The Center on Budget and Policy Priorities’ Bob Greenstein, for example, scrutinized the latest Census Bureau data yesterday, and noticed that as poverty gets worse, the number of Americans without health insurance continues to climb. But there’s a silver lining:
[T]he new data suggest that the health reform law may already be having a positive effect on coverage; the requirement that health insurers cover adult dependent children up to age 26 likely contributed to the significant reduction in the number and percentage of young adults age 19-25 without health insurance between 2009 and 2010. This is the only age group of non-elderly adults for which the percentage without insurance declined between 2009 and 2010.
This is no small development. As economic conditions remain weak, more and more Americans are losing health care coverage, but for one group of people — young adults between 19 and 25 — access is suddenly improving. Coverage got worse for everyone, but got better for these younger Americans.
The direct cause is unclear, but it certainly appears that this shift isn’t a coincidence. The Affordable Care Act, over Republican objections, mandates that young adults can stay on their family plans until their 26th birthday. It’s one of the key measures that took effect almost immediately, and as the Census Bureau’s report strongly suggests, it’s already having a positive effect.
For most reasonable people, this is pretty terrific news.
What’s more, let’s also not forget that this isn’t the first sign of Affordable Care Act efficacy.
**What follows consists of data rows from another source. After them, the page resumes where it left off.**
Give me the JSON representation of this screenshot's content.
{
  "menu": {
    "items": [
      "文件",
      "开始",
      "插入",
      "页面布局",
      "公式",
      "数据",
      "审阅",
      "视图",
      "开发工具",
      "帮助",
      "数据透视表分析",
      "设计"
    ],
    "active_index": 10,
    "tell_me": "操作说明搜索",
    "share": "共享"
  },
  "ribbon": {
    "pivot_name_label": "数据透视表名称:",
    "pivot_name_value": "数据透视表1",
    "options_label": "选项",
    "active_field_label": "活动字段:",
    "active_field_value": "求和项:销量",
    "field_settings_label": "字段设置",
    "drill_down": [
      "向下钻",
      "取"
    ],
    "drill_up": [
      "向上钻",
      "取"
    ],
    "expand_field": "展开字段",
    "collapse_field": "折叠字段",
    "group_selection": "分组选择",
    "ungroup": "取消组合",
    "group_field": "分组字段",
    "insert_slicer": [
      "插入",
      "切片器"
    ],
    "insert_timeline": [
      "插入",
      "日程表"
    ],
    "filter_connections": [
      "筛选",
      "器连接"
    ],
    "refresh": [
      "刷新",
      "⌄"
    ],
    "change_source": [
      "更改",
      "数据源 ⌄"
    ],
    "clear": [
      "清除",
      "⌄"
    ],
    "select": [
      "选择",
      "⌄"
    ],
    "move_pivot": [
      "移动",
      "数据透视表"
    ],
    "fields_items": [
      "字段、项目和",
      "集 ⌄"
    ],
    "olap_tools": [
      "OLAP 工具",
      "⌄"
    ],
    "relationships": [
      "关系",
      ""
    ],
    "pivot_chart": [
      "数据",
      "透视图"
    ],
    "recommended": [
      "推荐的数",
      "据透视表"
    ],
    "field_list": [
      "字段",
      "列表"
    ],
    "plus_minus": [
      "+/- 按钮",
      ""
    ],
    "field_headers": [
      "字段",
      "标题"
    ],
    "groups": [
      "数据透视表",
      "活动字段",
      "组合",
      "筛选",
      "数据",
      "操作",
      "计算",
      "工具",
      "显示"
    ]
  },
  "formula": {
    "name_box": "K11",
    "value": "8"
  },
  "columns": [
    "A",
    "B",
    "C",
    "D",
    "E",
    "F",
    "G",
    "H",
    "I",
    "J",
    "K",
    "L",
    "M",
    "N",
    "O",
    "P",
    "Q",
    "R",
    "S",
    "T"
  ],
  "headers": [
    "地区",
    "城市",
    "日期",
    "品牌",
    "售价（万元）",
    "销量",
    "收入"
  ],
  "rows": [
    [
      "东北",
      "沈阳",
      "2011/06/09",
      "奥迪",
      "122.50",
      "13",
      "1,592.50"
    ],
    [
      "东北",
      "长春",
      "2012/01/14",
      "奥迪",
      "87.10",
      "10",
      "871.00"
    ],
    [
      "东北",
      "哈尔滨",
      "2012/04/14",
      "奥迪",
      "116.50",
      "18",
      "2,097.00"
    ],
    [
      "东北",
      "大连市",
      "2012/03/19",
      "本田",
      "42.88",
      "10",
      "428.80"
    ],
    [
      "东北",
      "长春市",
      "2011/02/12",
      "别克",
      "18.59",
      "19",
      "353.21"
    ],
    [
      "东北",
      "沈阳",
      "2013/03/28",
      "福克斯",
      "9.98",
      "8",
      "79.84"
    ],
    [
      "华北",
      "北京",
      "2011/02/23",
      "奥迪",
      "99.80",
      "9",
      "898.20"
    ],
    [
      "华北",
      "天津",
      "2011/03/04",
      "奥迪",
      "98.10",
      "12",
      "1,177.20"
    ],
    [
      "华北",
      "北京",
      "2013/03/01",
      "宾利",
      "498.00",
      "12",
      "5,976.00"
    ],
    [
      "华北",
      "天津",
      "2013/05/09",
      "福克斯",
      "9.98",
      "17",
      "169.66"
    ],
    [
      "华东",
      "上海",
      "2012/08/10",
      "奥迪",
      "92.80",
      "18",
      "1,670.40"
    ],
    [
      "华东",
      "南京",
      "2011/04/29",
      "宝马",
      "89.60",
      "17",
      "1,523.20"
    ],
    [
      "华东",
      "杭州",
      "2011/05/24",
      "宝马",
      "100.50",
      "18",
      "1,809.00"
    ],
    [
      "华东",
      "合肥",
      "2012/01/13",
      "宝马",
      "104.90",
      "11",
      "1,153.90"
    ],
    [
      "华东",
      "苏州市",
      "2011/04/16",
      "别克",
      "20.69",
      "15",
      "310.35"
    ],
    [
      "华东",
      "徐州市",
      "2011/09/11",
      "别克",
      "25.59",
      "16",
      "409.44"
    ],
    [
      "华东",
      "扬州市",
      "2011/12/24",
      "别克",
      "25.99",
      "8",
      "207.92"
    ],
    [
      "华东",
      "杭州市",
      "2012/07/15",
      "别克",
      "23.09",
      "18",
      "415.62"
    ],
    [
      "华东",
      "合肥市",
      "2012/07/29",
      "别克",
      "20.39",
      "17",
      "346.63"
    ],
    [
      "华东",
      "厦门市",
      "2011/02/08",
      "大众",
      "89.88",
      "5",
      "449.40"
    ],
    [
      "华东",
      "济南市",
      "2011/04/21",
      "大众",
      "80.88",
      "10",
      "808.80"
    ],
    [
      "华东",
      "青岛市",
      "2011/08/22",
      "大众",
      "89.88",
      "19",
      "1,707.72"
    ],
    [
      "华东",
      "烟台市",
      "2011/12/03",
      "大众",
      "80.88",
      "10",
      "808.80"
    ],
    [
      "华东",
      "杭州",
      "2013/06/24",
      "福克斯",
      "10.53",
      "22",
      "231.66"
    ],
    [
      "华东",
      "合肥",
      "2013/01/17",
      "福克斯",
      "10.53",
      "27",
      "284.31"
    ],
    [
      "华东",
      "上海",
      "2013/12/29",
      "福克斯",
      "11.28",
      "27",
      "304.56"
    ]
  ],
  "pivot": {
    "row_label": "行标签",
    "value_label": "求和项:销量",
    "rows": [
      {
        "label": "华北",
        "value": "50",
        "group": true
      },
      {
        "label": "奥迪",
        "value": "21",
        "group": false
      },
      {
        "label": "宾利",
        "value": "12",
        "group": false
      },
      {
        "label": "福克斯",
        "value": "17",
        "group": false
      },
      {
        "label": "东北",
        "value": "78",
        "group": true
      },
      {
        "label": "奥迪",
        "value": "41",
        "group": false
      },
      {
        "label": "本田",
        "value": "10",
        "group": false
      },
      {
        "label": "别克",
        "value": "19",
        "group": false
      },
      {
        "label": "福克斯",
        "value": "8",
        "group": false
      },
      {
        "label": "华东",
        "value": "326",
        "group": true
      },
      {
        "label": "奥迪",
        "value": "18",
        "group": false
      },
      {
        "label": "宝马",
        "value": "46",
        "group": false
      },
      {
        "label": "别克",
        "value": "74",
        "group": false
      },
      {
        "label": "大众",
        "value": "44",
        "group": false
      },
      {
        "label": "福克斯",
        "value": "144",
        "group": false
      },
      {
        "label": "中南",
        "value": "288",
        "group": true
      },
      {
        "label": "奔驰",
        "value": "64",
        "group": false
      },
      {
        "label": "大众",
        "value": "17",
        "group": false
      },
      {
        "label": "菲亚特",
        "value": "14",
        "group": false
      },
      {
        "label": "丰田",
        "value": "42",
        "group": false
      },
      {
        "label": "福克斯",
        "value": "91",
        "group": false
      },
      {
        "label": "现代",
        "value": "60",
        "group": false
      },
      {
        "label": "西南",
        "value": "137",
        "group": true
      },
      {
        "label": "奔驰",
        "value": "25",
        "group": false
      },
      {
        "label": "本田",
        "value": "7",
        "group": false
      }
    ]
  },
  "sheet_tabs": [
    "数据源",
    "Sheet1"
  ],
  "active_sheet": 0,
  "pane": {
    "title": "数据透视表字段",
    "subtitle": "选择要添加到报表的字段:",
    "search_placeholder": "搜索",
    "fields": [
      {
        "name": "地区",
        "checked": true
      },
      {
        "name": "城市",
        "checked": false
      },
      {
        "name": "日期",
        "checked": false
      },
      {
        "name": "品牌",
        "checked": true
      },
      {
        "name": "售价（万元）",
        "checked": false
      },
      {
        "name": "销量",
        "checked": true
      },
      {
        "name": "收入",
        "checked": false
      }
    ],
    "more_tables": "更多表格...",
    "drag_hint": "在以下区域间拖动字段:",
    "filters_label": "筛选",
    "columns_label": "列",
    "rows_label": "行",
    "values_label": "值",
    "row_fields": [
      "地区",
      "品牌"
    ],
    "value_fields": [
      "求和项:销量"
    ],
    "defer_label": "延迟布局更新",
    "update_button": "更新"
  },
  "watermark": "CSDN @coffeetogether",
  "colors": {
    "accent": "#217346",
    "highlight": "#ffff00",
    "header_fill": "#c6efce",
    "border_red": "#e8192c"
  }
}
A few weeks ago, we learned that the health care reform law is also having a positive impact on slowing the growth in Medicare spending — a priority Republicans pretend to care about — as hospitals transition to a greater focus on value and efficiency, required under the ACA.
And just yesterday, CBO Director Doug Elmendorf agreed that new law is slowing down Medicare costs, and went on to explain to lawmakers that reform won’t cause private employers to drop coverage for its employees once implemented.
I know the right doesn’t want to hear this, but all available evidence suggests the Affordable Care Act is already working.